Let’s just suppose that Rip Van Winkle went to sleep in 1978 in Oklahoma and woke up about now. Surely among the first things ol’ Rip would notice is the new feature along all of our major highways…the casino. When Rip took his nap, Oklahomans went to church where they heard about work ethic, honesty, and the evils of drinking, smoking, and gambling. Oklahoma’s new gaming industry would surely be a surprise. How to explain?
This is just the question BRD posed to some ordinary Oklahomans who had several insightful answers to share.
One came from Pastor James Featherweather of Disciples Bible Believers Church of Midwest City. Pastor James explained,
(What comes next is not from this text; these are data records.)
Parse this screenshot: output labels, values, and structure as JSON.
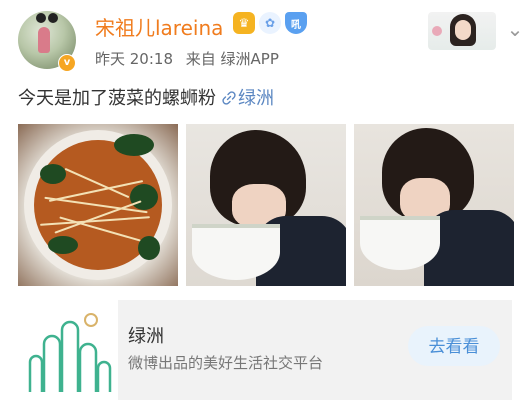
{
  "post": {
    "username": "宋祖儿lareina",
    "time": "昨天 20:18",
    "source": "来自 绿洲APP",
    "text": "今天是加了菠菜的螺蛳粉",
    "link_icon": "link-icon",
    "link_text": "绿洲",
    "badges": [
      "crown-badge-icon",
      "bunny-badge-icon",
      "shield-badge-icon"
    ],
    "shield_badge_text": "吼",
    "verified_mark": "v"
  },
  "card": {
    "title": "绿洲",
    "subtitle": "微博出品的美好生活社交平台",
    "button": "去看看"
  },
  "colors": {
    "username": "#f07c1e",
    "link": "#5b87c2",
    "button_bg": "#e9f3fc",
    "button_text": "#4a8fd7",
    "logo_green": "#3fb28f",
    "logo_ring": "#d9b36a"
  }
}
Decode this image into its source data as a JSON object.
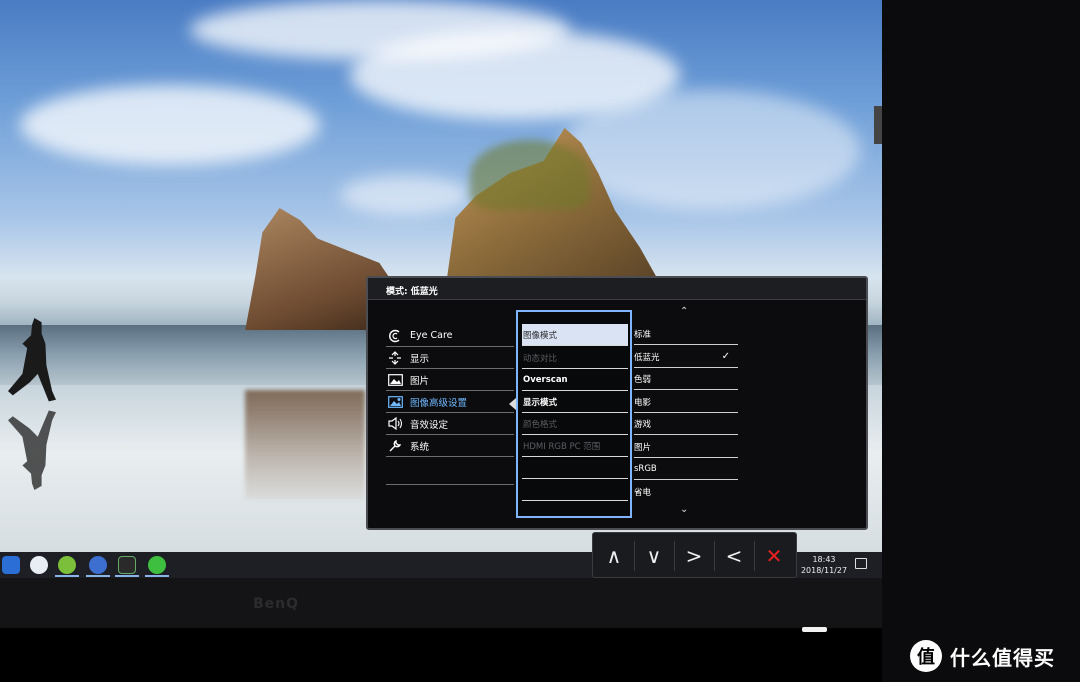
{
  "osd": {
    "title": "模式: 低蓝光",
    "left_menu": [
      {
        "label": "Eye Care",
        "icon": "eye-care-icon"
      },
      {
        "label": "显示",
        "icon": "display-icon"
      },
      {
        "label": "图片",
        "icon": "picture-icon"
      },
      {
        "label": "图像高级设置",
        "icon": "picture-advanced-icon",
        "active": true
      },
      {
        "label": "音效设定",
        "icon": "speaker-icon"
      },
      {
        "label": "系统",
        "icon": "wrench-icon"
      }
    ],
    "middle_menu": [
      {
        "label": "图像模式",
        "state": "selected"
      },
      {
        "label": "动态对比",
        "state": "disabled"
      },
      {
        "label": "Overscan",
        "state": "enabled"
      },
      {
        "label": "显示模式",
        "state": "enabled"
      },
      {
        "label": "颜色格式",
        "state": "disabled"
      },
      {
        "label": "HDMI RGB PC 范围",
        "state": "disabled"
      },
      {
        "label": "",
        "state": "empty"
      },
      {
        "label": "",
        "state": "empty"
      }
    ],
    "right_menu": [
      {
        "label": "标准",
        "checked": false
      },
      {
        "label": "低蓝光",
        "checked": true
      },
      {
        "label": "色弱",
        "checked": false
      },
      {
        "label": "电影",
        "checked": false
      },
      {
        "label": "游戏",
        "checked": false
      },
      {
        "label": "图片",
        "checked": false
      },
      {
        "label": "sRGB",
        "checked": false
      },
      {
        "label": "省电",
        "checked": false
      }
    ],
    "check_mark": "✓",
    "scroll_up": "⌃",
    "scroll_down": "⌄"
  },
  "controls": {
    "up": "∧",
    "down": "∨",
    "right": ">",
    "left": "<",
    "close": "✕"
  },
  "taskbar": {
    "time": "18:43",
    "date": "2018/11/27"
  },
  "bezel": {
    "brand": "BenQ"
  },
  "watermark": {
    "logo_char": "值",
    "text": "什么值得买"
  },
  "colors": {
    "osd_accent": "#6fb8ff",
    "close_red": "#e82020",
    "selected_bg": "#d9e3f3"
  }
}
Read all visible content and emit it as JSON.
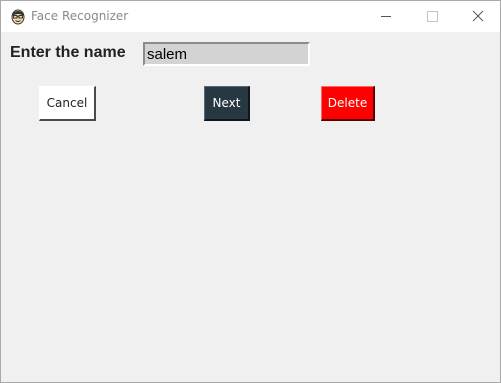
{
  "window": {
    "title": "Face Recognizer",
    "icon": "face-recognizer-app-icon",
    "controls": {
      "minimize_icon": "minimize-icon",
      "maximize_icon": "maximize-icon",
      "close_icon": "close-icon"
    }
  },
  "form": {
    "name_label": "Enter the name",
    "name_value": "salem"
  },
  "buttons": {
    "cancel": "Cancel",
    "next": "Next",
    "delete": "Delete"
  },
  "colors": {
    "next_button_bg": "#283843",
    "delete_button_bg": "#ff0000",
    "cancel_button_bg": "#ffffff",
    "entry_bg": "#d3d3d3",
    "window_bg": "#f0f0f0"
  }
}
My father’s generation taught about work ethic and faith and preached against gambling, but our members saw everyday life in Oklahoma as a very risky endeavor, a gamble, if you will. We have risky employment, boom and bust industries, and dangerous working conditions at some jobs. So, we’ve made the uneasy accommodation with the popularity of casinos. Besides, casino jobs are more steady than oil company jobs, so casino employees are better able to make a solid pledge to the church budget.
And, he added, “It’s hard to preach against getting something for nothing when CEOs and energy company lobbyists do that most of the time.”
Greg Conway, former petroleum engineer, now an Uber driver and pizza delivery man, had this to say, “A job with an oil company is risky; here today, gone tomorrow; a total gamble. Same as taking your paycheck to a casino.”
Mike Bartleby, a disabled oilfield roughneck, put it this way, “Sure a job can be here today, gone tomorrow, but this can be true of fingers and toes as well. Oklahomans have always been gamblers; we call it freedom.”
Bessie Goodnight, retired energy accountant, acknowledges that freedom can be a euphemism for extreme risk, but says, “Acceptance of risk is the American way–we have to take chances to build character–try to imagine life with stability–that would look like–Finland–or something.”
Rita Mae Dixon, long-time children’s Sunday School teacher, remarked, “We have always taught children about honesty, work ethic, faith, self-reliance, and America; growing up with faith amidst the temptations brought about by risk is what we do, unlike the people of Sweden.”
For an outsider’s perspective, BRD turned to religious studies professor Dietrich Gotlieb of Helsinki University, who argues that it is an oddity when faith morphs into an embrace of extreme risk–even a distaste for stability, to the point of looking down on those who choose to structure a more stable society. “What Oklahomans are telling us is that the well-being of their families is left to the roll of the dice…whether or not the CEO of a certain energy company will wipe out your job on any given day. With the job goes the family’s access to health care, housing, secure food budget…Somehow, they see this as a religious observance or maybe a source of nationalistic pride? By comparison, gambling one’s life savings away at a casino begins to seem pretty tame. I have a Ph.D., but I don’t understand this recklessness, uh, I mean, faith. I guess I’ve been around too many atheists, agnostics, and Lutheran